Fig 4: Auto Adjust in RGB Levels - looks better
So let’s see what L.A.B. can do. Fig 5 shows the same image as Fig 1 after conversion to L.A.B. There is no obvious visual difference between the two images.
Fig 5: Original image converted to L.A.B. color profile - no differences yet
The histograms are different. The RGB histogram (fig 6, on right) shows the pixel counts for pixel values 0-255 for each of the three color channels. L.A.B. separates the two color channels (a and b) from the lightness channel (bottom of the L.A.B. histogram on left). While both graphic histograms use a plot of counts vs levels (aka pixel values), the values in L.A.B. are specified somewhat differently (Fig 7).
Fig 6: Comparison of RGB and L.A.B. histograms for original image
Fig 7: Color values compared for different color spaces at middle gray
RGB has values of [128, 128, 128] for middle gray. L.A.B. has color values of [0,0] for middle gray and 54 for lightness.

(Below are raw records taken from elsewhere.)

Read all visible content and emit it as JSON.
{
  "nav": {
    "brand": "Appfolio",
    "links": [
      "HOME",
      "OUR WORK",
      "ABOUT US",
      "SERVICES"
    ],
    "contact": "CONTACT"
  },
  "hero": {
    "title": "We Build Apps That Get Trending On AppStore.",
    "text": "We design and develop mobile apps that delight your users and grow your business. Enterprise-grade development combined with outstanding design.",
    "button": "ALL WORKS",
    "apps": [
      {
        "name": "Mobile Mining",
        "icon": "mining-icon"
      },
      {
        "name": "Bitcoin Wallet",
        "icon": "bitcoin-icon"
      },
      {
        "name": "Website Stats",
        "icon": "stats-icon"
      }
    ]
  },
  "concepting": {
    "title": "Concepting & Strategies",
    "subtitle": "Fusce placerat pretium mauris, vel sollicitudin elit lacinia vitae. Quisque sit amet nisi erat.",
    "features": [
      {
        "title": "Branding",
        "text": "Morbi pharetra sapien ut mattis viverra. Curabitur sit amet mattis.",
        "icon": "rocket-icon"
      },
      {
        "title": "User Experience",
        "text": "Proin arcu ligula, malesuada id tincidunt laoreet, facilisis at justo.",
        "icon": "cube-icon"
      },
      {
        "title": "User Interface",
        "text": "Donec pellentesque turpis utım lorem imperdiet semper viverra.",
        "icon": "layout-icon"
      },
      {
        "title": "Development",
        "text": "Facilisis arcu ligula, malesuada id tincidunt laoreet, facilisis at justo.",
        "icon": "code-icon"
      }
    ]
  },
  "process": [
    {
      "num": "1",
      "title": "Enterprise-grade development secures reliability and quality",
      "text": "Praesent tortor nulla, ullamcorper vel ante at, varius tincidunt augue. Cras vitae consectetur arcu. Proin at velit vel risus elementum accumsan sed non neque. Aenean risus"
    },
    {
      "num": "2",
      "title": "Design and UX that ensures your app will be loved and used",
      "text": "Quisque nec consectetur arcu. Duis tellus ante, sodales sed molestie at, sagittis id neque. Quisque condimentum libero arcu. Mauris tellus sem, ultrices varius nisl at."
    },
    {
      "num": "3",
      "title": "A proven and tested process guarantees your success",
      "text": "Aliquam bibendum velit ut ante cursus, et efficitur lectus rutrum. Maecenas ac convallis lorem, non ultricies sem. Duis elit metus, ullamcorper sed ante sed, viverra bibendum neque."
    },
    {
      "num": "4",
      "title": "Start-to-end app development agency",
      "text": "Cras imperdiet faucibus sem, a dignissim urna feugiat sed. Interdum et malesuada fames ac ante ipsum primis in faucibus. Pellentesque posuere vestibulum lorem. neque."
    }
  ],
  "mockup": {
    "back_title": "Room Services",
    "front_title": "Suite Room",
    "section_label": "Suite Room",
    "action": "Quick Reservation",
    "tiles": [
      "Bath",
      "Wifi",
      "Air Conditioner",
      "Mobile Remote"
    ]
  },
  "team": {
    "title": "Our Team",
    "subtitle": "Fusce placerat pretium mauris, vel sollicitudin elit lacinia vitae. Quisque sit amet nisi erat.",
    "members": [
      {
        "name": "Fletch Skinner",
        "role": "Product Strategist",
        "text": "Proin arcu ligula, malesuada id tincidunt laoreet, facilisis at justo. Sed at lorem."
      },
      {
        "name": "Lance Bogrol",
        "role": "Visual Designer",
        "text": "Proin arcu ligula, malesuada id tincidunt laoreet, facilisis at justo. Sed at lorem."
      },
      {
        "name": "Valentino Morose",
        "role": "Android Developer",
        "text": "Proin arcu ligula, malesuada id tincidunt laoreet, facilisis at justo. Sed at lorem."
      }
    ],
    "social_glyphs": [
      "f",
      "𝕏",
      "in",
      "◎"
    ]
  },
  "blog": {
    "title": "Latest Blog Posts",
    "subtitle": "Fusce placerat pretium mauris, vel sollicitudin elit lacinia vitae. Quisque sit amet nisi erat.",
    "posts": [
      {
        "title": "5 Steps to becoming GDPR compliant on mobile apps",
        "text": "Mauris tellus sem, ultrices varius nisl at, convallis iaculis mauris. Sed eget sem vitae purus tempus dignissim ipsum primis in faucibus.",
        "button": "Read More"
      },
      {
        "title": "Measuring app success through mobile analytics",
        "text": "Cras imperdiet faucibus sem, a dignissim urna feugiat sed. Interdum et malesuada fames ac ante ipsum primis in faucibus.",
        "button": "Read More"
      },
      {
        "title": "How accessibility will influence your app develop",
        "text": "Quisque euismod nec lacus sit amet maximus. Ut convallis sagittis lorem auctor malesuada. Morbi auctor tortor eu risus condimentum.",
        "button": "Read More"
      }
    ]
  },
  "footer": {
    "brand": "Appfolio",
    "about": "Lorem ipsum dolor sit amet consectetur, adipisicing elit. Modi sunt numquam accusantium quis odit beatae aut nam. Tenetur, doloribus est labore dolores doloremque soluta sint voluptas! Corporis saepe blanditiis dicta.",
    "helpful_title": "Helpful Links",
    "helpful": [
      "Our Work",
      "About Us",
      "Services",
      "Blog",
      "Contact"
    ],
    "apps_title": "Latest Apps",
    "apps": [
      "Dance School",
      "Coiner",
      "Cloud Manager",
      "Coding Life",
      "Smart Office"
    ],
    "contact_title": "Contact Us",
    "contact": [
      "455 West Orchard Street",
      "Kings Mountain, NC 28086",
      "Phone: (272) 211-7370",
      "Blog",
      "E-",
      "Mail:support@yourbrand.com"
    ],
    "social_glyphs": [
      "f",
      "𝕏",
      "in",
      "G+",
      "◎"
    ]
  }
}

If the values for a and b are fixed at [0,0] any changes in the L channel will not change the neutrality of the color. It can be changed from pure white to pure black and every tone of gray in between but no changes to the L channel will introduce any color.
Let’s take another look at the tiger image to see how this works in practice. On the left side in Fig 8 the channel a curves slider has been moved to the left resulting in a magenta cast. On the right side the slider has been moved to the right giving a green cast. I call the a channel the apple-green-magenta channel. Don’t know if that will work for you, but if you look at Fig 9, you might guess what I’ll use for the b channel!
Fig 8: Moving the channel a curves slider
Fig 9: Moving the channel b curves slider
Moving the b slider to the right adds blue and moving to the left adds yellow. I call the b channel the banana-yellow-blue channel. You saw that coming, right? No? Doesn't matter but you might just remember it unless you eat magenta apples and blue bananas.
Let’s combine slider movements so they are symmetrically equal as in Fig 10. Using channel b, the tigers show a little more life with an equal boost to both the yellow and blue components. That looks a little more realistic. If the green and magenta are also increased in channel a, it gets even better.
Fig 10: equal additions of blue and yellow in channel b followed by equal additions of magenta and green in channel a
So far I’ve just changed the color but not the lightness value. The image is still a bit flat, lacking contrast. When the Lightness channel is adjusted, that changes as in Fig 11. The tiger now has some life!
Fig 11: Bringing the tiger to life with the L channel
I could probably stop here, but I won’t because there is a sharpening trick that works really nicely in L.A.B. Because the color channels are separate from the lightness channel, sharpening does not affect the colors. I will combine this process with another for one last attempt to give life to the tiger.
Duplicate the original layer and merge in blend mode multiply. Egad! This is not an improvement! Stay with me.
Fig 12: Tigers thrown into the dark
Now add a mask and Image>Apply Image as in Fig 13. Notice that the mask for the upper layer now has some black inside the frame. This is a selection that we can adjust to change both the luminosity and sharpness. Make sure the mask is selected before using Apply Image or adjusting the Feather slider in the following two steps.
Fig 13: Using Apply Image
Make sure the ‘mask’ window is viewable (if not Window>Masks) and move the feather slider to the right. You should see a noticeable increase in sharpness as in Fig 14. Notice the Density slider. If this slider is moved to the left, the effect of the mask is reduced and the image will approach its original appearance. So if you want it a little bit darker, go for it. I’m leaving it where it is now.
Fig 14: Feather slider in Mask window to increase sharpness.
Fig 15: The tigers can now play
Margulis, Dan "Photoshop LAB Color - The Canyon Conundrum and Other Adventures in the Most Powerful Colorspace," 2006, Peachpit Press, Berkeley.
Mark Lindsay, M.F.A. and a presentation to the Berkeley Camera Club on March 28, 2012
see Mark's work at marklindsayart.com